■ **What is required**: Lines below that include the word "active" should each be copied.

■ **Information given**:

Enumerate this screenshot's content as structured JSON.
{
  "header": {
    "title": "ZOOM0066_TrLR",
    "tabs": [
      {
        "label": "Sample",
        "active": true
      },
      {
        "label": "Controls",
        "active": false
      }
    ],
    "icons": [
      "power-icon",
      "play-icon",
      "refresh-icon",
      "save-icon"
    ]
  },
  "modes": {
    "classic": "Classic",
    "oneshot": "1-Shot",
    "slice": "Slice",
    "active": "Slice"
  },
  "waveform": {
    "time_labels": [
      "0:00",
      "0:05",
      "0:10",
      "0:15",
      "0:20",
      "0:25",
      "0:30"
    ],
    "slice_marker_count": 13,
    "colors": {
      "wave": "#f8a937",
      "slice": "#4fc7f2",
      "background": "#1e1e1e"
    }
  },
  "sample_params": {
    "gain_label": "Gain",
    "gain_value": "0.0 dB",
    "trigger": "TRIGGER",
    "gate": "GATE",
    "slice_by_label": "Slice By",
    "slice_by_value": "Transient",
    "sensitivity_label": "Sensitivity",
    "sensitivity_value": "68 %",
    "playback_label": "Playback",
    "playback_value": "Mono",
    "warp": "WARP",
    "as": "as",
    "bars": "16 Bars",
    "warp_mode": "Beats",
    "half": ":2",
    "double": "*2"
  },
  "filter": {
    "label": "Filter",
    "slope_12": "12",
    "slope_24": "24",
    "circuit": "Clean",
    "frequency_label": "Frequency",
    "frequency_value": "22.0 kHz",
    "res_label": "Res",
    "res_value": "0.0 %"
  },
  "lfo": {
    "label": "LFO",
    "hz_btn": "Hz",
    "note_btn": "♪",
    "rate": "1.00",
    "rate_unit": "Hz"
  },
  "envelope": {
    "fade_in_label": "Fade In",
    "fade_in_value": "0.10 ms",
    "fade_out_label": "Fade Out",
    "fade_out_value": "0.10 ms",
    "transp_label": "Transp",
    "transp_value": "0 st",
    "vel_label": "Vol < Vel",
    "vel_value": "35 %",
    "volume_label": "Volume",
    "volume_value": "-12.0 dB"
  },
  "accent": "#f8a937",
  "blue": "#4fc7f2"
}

■ **Exercise answer**:
        "active": true
        "active": false
    "active": "Slice"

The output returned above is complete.